INSTRUCTIONS FOR THE TASK:
Extract the complete data exactly as given.
□ □ □ □
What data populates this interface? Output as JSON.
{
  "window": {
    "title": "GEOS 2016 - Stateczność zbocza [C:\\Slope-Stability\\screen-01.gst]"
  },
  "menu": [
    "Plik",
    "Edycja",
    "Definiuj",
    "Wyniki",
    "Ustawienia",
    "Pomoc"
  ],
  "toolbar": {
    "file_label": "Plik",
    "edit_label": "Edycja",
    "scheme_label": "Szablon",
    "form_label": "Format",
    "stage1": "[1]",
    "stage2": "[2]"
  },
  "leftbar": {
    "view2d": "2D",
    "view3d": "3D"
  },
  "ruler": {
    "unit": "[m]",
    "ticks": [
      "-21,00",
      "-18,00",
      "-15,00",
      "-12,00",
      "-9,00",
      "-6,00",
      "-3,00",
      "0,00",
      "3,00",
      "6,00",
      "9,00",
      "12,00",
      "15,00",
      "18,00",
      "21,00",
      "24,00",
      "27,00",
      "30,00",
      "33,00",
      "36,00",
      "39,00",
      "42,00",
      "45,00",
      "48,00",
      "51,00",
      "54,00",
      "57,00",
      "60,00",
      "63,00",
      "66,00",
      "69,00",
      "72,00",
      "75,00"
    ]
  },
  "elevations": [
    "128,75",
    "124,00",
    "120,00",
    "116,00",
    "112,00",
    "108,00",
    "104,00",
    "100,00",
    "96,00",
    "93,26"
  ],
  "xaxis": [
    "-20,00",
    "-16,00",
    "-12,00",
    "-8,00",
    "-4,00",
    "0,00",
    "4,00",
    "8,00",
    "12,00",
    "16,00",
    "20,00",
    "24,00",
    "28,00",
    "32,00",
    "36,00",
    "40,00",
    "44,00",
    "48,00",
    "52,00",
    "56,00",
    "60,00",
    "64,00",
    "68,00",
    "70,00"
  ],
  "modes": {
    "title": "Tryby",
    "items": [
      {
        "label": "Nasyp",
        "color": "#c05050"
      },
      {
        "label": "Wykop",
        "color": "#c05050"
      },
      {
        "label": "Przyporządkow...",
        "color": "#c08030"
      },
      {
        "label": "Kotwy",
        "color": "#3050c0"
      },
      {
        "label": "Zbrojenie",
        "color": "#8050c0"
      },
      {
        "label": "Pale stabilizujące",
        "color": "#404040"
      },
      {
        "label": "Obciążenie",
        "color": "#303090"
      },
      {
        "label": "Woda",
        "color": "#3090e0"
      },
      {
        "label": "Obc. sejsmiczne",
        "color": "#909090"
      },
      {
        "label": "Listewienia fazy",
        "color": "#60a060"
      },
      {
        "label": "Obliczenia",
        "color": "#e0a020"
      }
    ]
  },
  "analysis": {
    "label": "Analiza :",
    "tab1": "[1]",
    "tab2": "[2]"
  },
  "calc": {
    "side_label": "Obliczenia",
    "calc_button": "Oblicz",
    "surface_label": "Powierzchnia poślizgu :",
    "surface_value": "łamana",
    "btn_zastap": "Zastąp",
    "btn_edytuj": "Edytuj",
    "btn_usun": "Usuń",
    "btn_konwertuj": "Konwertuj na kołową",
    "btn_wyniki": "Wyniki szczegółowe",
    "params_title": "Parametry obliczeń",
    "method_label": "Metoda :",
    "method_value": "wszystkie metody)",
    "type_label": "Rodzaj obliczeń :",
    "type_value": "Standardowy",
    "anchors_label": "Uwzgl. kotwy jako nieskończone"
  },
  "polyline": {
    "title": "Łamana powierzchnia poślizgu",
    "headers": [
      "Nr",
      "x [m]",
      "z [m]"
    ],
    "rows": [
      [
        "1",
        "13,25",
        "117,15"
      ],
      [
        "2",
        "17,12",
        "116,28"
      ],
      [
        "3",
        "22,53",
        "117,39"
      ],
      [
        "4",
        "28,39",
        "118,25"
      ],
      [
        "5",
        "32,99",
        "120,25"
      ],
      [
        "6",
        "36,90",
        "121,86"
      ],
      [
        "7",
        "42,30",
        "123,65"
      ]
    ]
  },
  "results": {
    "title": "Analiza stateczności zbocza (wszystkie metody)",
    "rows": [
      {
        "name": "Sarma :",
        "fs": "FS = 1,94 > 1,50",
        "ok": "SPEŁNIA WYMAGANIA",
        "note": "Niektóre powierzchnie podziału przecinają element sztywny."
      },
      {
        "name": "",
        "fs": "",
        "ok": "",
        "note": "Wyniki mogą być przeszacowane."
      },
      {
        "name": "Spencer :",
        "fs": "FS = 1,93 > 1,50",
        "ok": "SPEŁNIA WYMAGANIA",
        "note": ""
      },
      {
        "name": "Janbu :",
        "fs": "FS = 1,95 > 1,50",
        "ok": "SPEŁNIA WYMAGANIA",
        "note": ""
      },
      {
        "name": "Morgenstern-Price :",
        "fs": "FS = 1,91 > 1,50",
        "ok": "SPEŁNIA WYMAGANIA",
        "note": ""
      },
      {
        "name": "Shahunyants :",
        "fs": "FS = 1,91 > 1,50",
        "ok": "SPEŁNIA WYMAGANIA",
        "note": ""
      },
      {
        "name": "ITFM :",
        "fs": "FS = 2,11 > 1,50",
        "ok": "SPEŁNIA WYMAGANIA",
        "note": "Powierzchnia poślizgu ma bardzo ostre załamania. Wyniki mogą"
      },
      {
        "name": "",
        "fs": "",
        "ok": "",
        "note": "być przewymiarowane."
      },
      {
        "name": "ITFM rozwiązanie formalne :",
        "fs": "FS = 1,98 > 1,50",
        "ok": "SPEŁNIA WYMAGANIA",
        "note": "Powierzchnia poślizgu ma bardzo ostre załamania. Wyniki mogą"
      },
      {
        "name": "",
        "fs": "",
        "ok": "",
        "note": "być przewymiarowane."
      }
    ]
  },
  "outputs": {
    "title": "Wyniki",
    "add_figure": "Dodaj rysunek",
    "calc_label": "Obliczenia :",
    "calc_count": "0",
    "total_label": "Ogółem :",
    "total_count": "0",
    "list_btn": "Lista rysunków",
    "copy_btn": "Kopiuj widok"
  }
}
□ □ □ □
REPLY:
What data populates this interface? Output as JSON.
{
  "window": {
    "title": "GEOS 2016 - Stateczność zbocza [C:\\Slope-Stability\\screen-01.gst]"
  },
  "menu": [
    "Plik",
    "Edycja",
    "Definiuj",
    "Wyniki",
    "Ustawienia",
    "Pomoc"
  ],
  "toolbar": {
    "file_label": "Plik",
    "edit_label": "Edycja",
    "scheme_label": "Szablon",
    "form_label": "Format",
    "stage1": "[1]",
    "stage2": "[2]"
  },
  "leftbar": {
    "view2d": "2D",
    "view3d": "3D"
  },
  "ruler": {
    "unit": "[m]",
    "ticks": [
      "-21,00",
      "-18,00",
      "-15,00",
      "-12,00",
      "-9,00",
      "-6,00",
      "-3,00",
      "0,00",
      "3,00",
      "6,00",
      "9,00",
      "12,00",
      "15,00",
      "18,00",
      "21,00",
      "24,00",
      "27,00",
      "30,00",
      "33,00",
      "36,00",
      "39,00",
      "42,00",
      "45,00",
      "48,00",
      "51,00",
      "54,00",
      "57,00",
      "60,00",
      "63,00",
      "66,00",
      "69,00",
      "72,00",
      "75,00"
    ]
  },
  "elevations": [
    "128,75",
    "124,00",
    "120,00",
    "116,00",
    "112,00",
    "108,00",
    "104,00",
    "100,00",
    "96,00",
    "93,26"
  ],
  "xaxis": [
    "-20,00",
    "-16,00",
    "-12,00",
    "-8,00",
    "-4,00",
    "0,00",
    "4,00",
    "8,00",
    "12,00",
    "16,00",
    "20,00",
    "24,00",
    "28,00",
    "32,00",
    "36,00",
    "40,00",
    "44,00",
    "48,00",
    "52,00",
    "56,00",
    "60,00",
    "64,00",
    "68,00",
    "70,00"
  ],
  "modes": {
    "title": "Tryby",
    "items": [
      {
        "label": "Nasyp",
        "color": "#c05050"
      },
      {
        "label": "Wykop",
        "color": "#c05050"
      },
      {
        "label": "Przyporządkow...",
        "color": "#c08030"
      },
      {
        "label": "Kotwy",
        "color": "#3050c0"
      },
      {
        "label": "Zbrojenie",
        "color": "#8050c0"
      },
      {
        "label": "Pale stabilizujące",
        "color": "#404040"
      },
      {
        "label": "Obciążenie",
        "color": "#303090"
      },
      {
        "label": "Woda",
        "color": "#3090e0"
      },
      {
        "label": "Obc. sejsmiczne",
        "color": "#909090"
      },
      {
        "label": "Listewienia fazy",
        "color": "#60a060"
      },
      {
        "label": "Obliczenia",
        "color": "#e0a020"
      }
    ]
  },
  "analysis": {
    "label": "Analiza :",
    "tab1": "[1]",
    "tab2": "[2]"
  },
  "calc": {
    "side_label": "Obliczenia",
    "calc_button": "Oblicz",
    "surface_label": "Powierzchnia poślizgu :",
    "surface_value": "łamana",
    "btn_zastap": "Zastąp",
    "btn_edytuj": "Edytuj",
    "btn_usun": "Usuń",
    "btn_konwertuj": "Konwertuj na kołową",
    "btn_wyniki": "Wyniki szczegółowe",
    "params_title": "Parametry obliczeń",
    "method_label": "Metoda :",
    "method_value": "wszystkie metody)",
    "type_label": "Rodzaj obliczeń :",
    "type_value": "Standardowy",
    "anchors_label": "Uwzgl. kotwy jako nieskończone"
  },
  "polyline": {
    "title": "Łamana powierzchnia poślizgu",
    "headers": [
      "Nr",
      "x [m]",
      "z [m]"
    ],
    "rows": [
      [
        "1",
        "13,25",
        "117,15"
      ],
      [
        "2",
        "17,12",
        "116,28"
      ],
      [
        "3",
        "22,53",
        "117,39"
      ],
      [
        "4",
        "28,39",
        "118,25"
      ],
      [
        "5",
        "32,99",
        "120,25"
      ],
      [
        "6",
        "36,90",
        "121,86"
      ],
      [
        "7",
        "42,30",
        "123,65"
      ]
    ]
  },
  "results": {
    "title": "Analiza stateczności zbocza (wszystkie metody)",
    "rows": [
      {
        "name": "Sarma :",
        "fs": "FS = 1,94 > 1,50",
        "ok": "SPEŁNIA WYMAGANIA",
        "note": "Niektóre powierzchnie podziału przecinają element sztywny."
      },
      {
        "name": "",
        "fs": "",
        "ok": "",
        "note": "Wyniki mogą być przeszacowane."
      },
      {
        "name": "Spencer :",
        "fs": "FS = 1,93 > 1,50",
        "ok": "SPEŁNIA WYMAGANIA",
        "note": ""
      },
      {
        "name": "Janbu :",
        "fs": "FS = 1,95 > 1,50",
        "ok": "SPEŁNIA WYMAGANIA",
        "note": ""
      },
      {
        "name": "Morgenstern-Price :",
        "fs": "FS = 1,91 > 1,50",
        "ok": "SPEŁNIA WYMAGANIA",
        "note": ""
      },
      {
        "name": "Shahunyants :",
        "fs": "FS = 1,91 > 1,50",
        "ok": "SPEŁNIA WYMAGANIA",
        "note": ""
      },
      {
        "name": "ITFM :",
        "fs": "FS = 2,11 > 1,50",
        "ok": "SPEŁNIA WYMAGANIA",
        "note": "Powierzchnia poślizgu ma bardzo ostre załamania. Wyniki mogą"
      },
      {
        "name": "",
        "fs": "",
        "ok": "",
        "note": "być przewymiarowane."
      },
      {
        "name": "ITFM rozwiązanie formalne :",
        "fs": "FS = 1,98 > 1,50",
        "ok": "SPEŁNIA WYMAGANIA",
        "note": "Powierzchnia poślizgu ma bardzo ostre załamania. Wyniki mogą"
      },
      {
        "name": "",
        "fs": "",
        "ok": "",
        "note": "być przewymiarowane."
      }
    ]
  },
  "outputs": {
    "title": "Wyniki",
    "add_figure": "Dodaj rysunek",
    "calc_label": "Obliczenia :",
    "calc_count": "0",
    "total_label": "Ogółem :",
    "total_count": "0",
    "list_btn": "Lista rysunków",
    "copy_btn": "Kopiuj widok"
  }
}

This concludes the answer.